Data to examine
※
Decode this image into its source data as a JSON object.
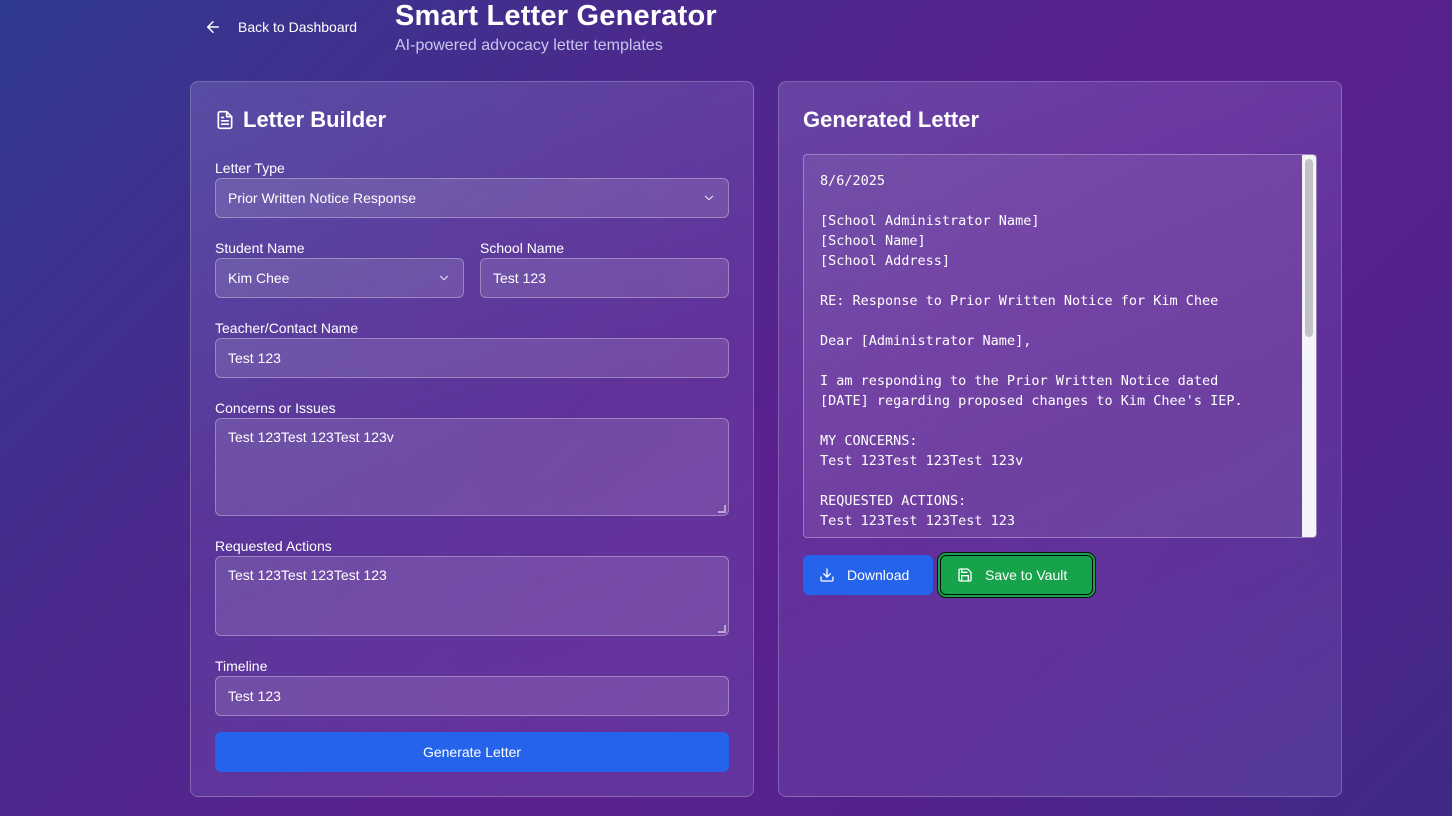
{
  "header": {
    "back_label": "Back to Dashboard",
    "title": "Smart Letter Generator",
    "subtitle": "AI-powered advocacy letter templates"
  },
  "builder": {
    "heading": "Letter Builder",
    "letter_type": {
      "label": "Letter Type",
      "value": "Prior Written Notice Response"
    },
    "student_name": {
      "label": "Student Name",
      "value": "Kim Chee"
    },
    "school_name": {
      "label": "School Name",
      "value": "Test 123"
    },
    "teacher_name": {
      "label": "Teacher/Contact Name",
      "value": "Test 123"
    },
    "concerns": {
      "label": "Concerns or Issues",
      "value": "Test 123Test 123Test 123v"
    },
    "requested_actions": {
      "label": "Requested Actions",
      "value": "Test 123Test 123Test 123"
    },
    "timeline": {
      "label": "Timeline",
      "value": "Test 123"
    },
    "generate_label": "Generate Letter"
  },
  "output": {
    "heading": "Generated Letter",
    "letter_text": "8/6/2025\n\n[School Administrator Name]\n[School Name]\n[School Address]\n\nRE: Response to Prior Written Notice for Kim Chee\n\nDear [Administrator Name],\n\nI am responding to the Prior Written Notice dated\n[DATE] regarding proposed changes to Kim Chee's IEP.\n\nMY CONCERNS:\nTest 123Test 123Test 123v\n\nREQUESTED ACTIONS:\nTest 123Test 123Test 123",
    "download_label": "Download",
    "save_label": "Save to Vault"
  },
  "colors": {
    "primary_button": "#2563eb",
    "save_button": "#16a34a"
  },
  "icons": {
    "back": "arrow-left-icon",
    "builder": "file-text-icon",
    "select": "chevron-down-icon",
    "download": "download-icon",
    "save": "save-icon"
  }
}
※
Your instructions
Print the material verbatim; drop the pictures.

Exercise response
Decode this image into its source data as a JSON object.
{
  "header": {
    "back_label": "Back to Dashboard",
    "title": "Smart Letter Generator",
    "subtitle": "AI-powered advocacy letter templates"
  },
  "builder": {
    "heading": "Letter Builder",
    "letter_type": {
      "label": "Letter Type",
      "value": "Prior Written Notice Response"
    },
    "student_name": {
      "label": "Student Name",
      "value": "Kim Chee"
    },
    "school_name": {
      "label": "School Name",
      "value": "Test 123"
    },
    "teacher_name": {
      "label": "Teacher/Contact Name",
      "value": "Test 123"
    },
    "concerns": {
      "label": "Concerns or Issues",
      "value": "Test 123Test 123Test 123v"
    },
    "requested_actions": {
      "label": "Requested Actions",
      "value": "Test 123Test 123Test 123"
    },
    "timeline": {
      "label": "Timeline",
      "value": "Test 123"
    },
    "generate_label": "Generate Letter"
  },
  "output": {
    "heading": "Generated Letter",
    "letter_text": "8/6/2025\n\n[School Administrator Name]\n[School Name]\n[School Address]\n\nRE: Response to Prior Written Notice for Kim Chee\n\nDear [Administrator Name],\n\nI am responding to the Prior Written Notice dated\n[DATE] regarding proposed changes to Kim Chee's IEP.\n\nMY CONCERNS:\nTest 123Test 123Test 123v\n\nREQUESTED ACTIONS:\nTest 123Test 123Test 123",
    "download_label": "Download",
    "save_label": "Save to Vault"
  },
  "colors": {
    "primary_button": "#2563eb",
    "save_button": "#16a34a"
  },
  "icons": {
    "back": "arrow-left-icon",
    "builder": "file-text-icon",
    "select": "chevron-down-icon",
    "download": "download-icon",
    "save": "save-icon"
  }
}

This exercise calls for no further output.